TASK GOAL => Word for word, return the entries listed below.

DATA PROVIDED =>
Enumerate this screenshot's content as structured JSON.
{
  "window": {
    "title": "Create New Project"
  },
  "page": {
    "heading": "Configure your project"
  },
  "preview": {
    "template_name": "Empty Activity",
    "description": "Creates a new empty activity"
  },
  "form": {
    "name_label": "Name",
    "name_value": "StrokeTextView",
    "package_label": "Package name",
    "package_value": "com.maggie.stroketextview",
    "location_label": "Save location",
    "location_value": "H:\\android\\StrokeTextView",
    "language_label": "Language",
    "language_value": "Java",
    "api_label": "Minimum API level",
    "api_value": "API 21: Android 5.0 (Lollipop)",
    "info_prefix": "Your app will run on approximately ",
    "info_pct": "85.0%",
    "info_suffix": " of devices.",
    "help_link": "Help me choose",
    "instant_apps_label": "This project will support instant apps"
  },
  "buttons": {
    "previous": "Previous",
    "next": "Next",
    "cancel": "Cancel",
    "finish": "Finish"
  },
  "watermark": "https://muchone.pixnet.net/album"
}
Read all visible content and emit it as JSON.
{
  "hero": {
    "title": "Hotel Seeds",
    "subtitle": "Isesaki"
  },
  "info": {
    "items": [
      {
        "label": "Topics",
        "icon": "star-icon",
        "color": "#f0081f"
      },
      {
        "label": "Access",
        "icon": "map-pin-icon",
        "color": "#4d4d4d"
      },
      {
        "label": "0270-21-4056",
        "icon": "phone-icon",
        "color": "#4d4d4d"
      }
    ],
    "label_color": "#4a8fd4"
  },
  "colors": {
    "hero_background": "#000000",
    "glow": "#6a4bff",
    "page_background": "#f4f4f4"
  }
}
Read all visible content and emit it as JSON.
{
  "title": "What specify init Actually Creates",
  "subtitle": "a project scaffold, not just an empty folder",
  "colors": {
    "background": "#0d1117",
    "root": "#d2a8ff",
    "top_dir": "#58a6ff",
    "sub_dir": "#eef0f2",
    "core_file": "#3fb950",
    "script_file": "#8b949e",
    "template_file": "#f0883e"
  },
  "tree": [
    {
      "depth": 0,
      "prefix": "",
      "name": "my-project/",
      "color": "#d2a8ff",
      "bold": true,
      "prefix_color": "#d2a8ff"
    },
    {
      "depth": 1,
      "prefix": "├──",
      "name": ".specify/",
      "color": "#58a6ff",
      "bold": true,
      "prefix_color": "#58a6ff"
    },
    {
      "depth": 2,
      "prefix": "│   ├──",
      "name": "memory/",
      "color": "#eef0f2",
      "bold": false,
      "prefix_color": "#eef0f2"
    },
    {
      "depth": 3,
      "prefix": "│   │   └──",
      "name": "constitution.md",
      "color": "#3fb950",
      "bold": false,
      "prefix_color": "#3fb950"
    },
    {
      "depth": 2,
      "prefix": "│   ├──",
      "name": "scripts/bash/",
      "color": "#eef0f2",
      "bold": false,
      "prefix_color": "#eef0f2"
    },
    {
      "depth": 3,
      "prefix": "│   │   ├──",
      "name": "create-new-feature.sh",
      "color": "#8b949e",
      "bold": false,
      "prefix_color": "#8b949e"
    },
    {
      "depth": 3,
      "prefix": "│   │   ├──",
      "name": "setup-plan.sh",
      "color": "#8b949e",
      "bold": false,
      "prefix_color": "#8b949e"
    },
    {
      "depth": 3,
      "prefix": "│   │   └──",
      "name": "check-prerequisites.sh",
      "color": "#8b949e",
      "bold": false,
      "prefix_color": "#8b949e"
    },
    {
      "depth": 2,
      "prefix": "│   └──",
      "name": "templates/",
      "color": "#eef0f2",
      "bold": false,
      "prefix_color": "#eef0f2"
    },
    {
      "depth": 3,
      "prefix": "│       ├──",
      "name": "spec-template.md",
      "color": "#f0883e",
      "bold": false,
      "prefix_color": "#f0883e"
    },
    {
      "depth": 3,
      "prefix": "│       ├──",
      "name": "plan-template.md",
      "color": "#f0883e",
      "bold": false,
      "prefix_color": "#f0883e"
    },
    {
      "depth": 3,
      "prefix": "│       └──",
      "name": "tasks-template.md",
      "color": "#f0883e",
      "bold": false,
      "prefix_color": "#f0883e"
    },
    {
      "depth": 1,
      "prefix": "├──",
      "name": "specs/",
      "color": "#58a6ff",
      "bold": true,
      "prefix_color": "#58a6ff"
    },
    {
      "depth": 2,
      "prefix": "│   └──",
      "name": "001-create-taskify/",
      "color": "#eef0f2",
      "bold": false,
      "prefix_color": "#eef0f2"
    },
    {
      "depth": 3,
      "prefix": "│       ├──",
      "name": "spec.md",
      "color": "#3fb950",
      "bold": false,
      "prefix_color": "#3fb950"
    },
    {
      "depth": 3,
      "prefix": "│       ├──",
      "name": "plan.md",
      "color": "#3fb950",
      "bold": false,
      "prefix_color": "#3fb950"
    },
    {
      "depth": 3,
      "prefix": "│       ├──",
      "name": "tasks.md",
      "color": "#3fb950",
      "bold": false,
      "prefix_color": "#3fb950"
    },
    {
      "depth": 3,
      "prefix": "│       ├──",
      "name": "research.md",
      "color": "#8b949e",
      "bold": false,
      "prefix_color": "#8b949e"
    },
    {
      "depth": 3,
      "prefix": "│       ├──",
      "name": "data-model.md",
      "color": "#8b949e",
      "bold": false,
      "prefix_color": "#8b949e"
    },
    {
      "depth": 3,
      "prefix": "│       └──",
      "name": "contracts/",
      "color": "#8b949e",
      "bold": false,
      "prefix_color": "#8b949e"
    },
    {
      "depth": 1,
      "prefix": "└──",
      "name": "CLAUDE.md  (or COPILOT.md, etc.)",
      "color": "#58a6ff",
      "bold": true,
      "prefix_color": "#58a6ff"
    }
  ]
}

RESPONSE BELOW =>
Enumerate this screenshot's content as structured JSON.
{
  "window": {
    "title": "Create New Project"
  },
  "page": {
    "heading": "Configure your project"
  },
  "preview": {
    "template_name": "Empty Activity",
    "description": "Creates a new empty activity"
  },
  "form": {
    "name_label": "Name",
    "name_value": "StrokeTextView",
    "package_label": "Package name",
    "package_value": "com.maggie.stroketextview",
    "location_label": "Save location",
    "location_value": "H:\\android\\StrokeTextView",
    "language_label": "Language",
    "language_value": "Java",
    "api_label": "Minimum API level",
    "api_value": "API 21: Android 5.0 (Lollipop)",
    "info_prefix": "Your app will run on approximately ",
    "info_pct": "85.0%",
    "info_suffix": " of devices.",
    "help_link": "Help me choose",
    "instant_apps_label": "This project will support instant apps"
  },
  "buttons": {
    "previous": "Previous",
    "next": "Next",
    "cancel": "Cancel",
    "finish": "Finish"
  },
  "watermark": "https://muchone.pixnet.net/album"
}
Read all visible content and emit it as JSON.
{
  "hero": {
    "title": "Hotel Seeds",
    "subtitle": "Isesaki"
  },
  "info": {
    "items": [
      {
        "label": "Topics",
        "icon": "star-icon",
        "color": "#f0081f"
      },
      {
        "label": "Access",
        "icon": "map-pin-icon",
        "color": "#4d4d4d"
      },
      {
        "label": "0270-21-4056",
        "icon": "phone-icon",
        "color": "#4d4d4d"
      }
    ],
    "label_color": "#4a8fd4"
  },
  "colors": {
    "hero_background": "#000000",
    "glow": "#6a4bff",
    "page_background": "#f4f4f4"
  }
}
Read all visible content and emit it as JSON.
{
  "title": "What specify init Actually Creates",
  "subtitle": "a project scaffold, not just an empty folder",
  "colors": {
    "background": "#0d1117",
    "root": "#d2a8ff",
    "top_dir": "#58a6ff",
    "sub_dir": "#eef0f2",
    "core_file": "#3fb950",
    "script_file": "#8b949e",
    "template_file": "#f0883e"
  },
  "tree": [
    {
      "depth": 0,
      "prefix": "",
      "name": "my-project/",
      "color": "#d2a8ff",
      "bold": true,
      "prefix_color": "#d2a8ff"
    },
    {
      "depth": 1,
      "prefix": "├──",
      "name": ".specify/",
      "color": "#58a6ff",
      "bold": true,
      "prefix_color": "#58a6ff"
    },
    {
      "depth": 2,
      "prefix": "│   ├──",
      "name": "memory/",
      "color": "#eef0f2",
      "bold": false,
      "prefix_color": "#eef0f2"
    },
    {
      "depth": 3,
      "prefix": "│   │   └──",
      "name": "constitution.md",
      "color": "#3fb950",
      "bold": false,
      "prefix_color": "#3fb950"
    },
    {
      "depth": 2,
      "prefix": "│   ├──",
      "name": "scripts/bash/",
      "color": "#eef0f2",
      "bold": false,
      "prefix_color": "#eef0f2"
    },
    {
      "depth": 3,
      "prefix": "│   │   ├──",
      "name": "create-new-feature.sh",
      "color": "#8b949e",
      "bold": false,
      "prefix_color": "#8b949e"
    },
    {
      "depth": 3,
      "prefix": "│   │   ├──",
      "name": "setup-plan.sh",
      "color": "#8b949e",
      "bold": false,
      "prefix_color": "#8b949e"
    },
    {
      "depth": 3,
      "prefix": "│   │   └──",
      "name": "check-prerequisites.sh",
      "color": "#8b949e",
      "bold": false,
      "prefix_color": "#8b949e"
    },
    {
      "depth": 2,
      "prefix": "│   └──",
      "name": "templates/",
      "color": "#eef0f2",
      "bold": false,
      "prefix_color": "#eef0f2"
    },
    {
      "depth": 3,
      "prefix": "│       ├──",
      "name": "spec-template.md",
      "color": "#f0883e",
      "bold": false,
      "prefix_color": "#f0883e"
    },
    {
      "depth": 3,
      "prefix": "│       ├──",
      "name": "plan-template.md",
      "color": "#f0883e",
      "bold": false,
      "prefix_color": "#f0883e"
    },
    {
      "depth": 3,
      "prefix": "│       └──",
      "name": "tasks-template.md",
      "color": "#f0883e",
      "bold": false,
      "prefix_color": "#f0883e"
    },
    {
      "depth": 1,
      "prefix": "├──",
      "name": "specs/",
      "color": "#58a6ff",
      "bold": true,
      "prefix_color": "#58a6ff"
    },
    {
      "depth": 2,
      "prefix": "│   └──",
      "name": "001-create-taskify/",
      "color": "#eef0f2",
      "bold": false,
      "prefix_color": "#eef0f2"
    },
    {
      "depth": 3,
      "prefix": "│       ├──",
      "name": "spec.md",
      "color": "#3fb950",
      "bold": false,
      "prefix_color": "#3fb950"
    },
    {
      "depth": 3,
      "prefix": "│       ├──",
      "name": "plan.md",
      "color": "#3fb950",
      "bold": false,
      "prefix_color": "#3fb950"
    },
    {
      "depth": 3,
      "prefix": "│       ├──",
      "name": "tasks.md",
      "color": "#3fb950",
      "bold": false,
      "prefix_color": "#3fb950"
    },
    {
      "depth": 3,
      "prefix": "│       ├──",
      "name": "research.md",
      "color": "#8b949e",
      "bold": false,
      "prefix_color": "#8b949e"
    },
    {
      "depth": 3,
      "prefix": "│       ├──",
      "name": "data-model.md",
      "color": "#8b949e",
      "bold": false,
      "prefix_color": "#8b949e"
    },
    {
      "depth": 3,
      "prefix": "│       └──",
      "name": "contracts/",
      "color": "#8b949e",
      "bold": false,
      "prefix_color": "#8b949e"
    },
    {
      "depth": 1,
      "prefix": "└──",
      "name": "CLAUDE.md  (or COPILOT.md, etc.)",
      "color": "#58a6ff",
      "bold": true,
      "prefix_color": "#58a6ff"
    }
  ]
}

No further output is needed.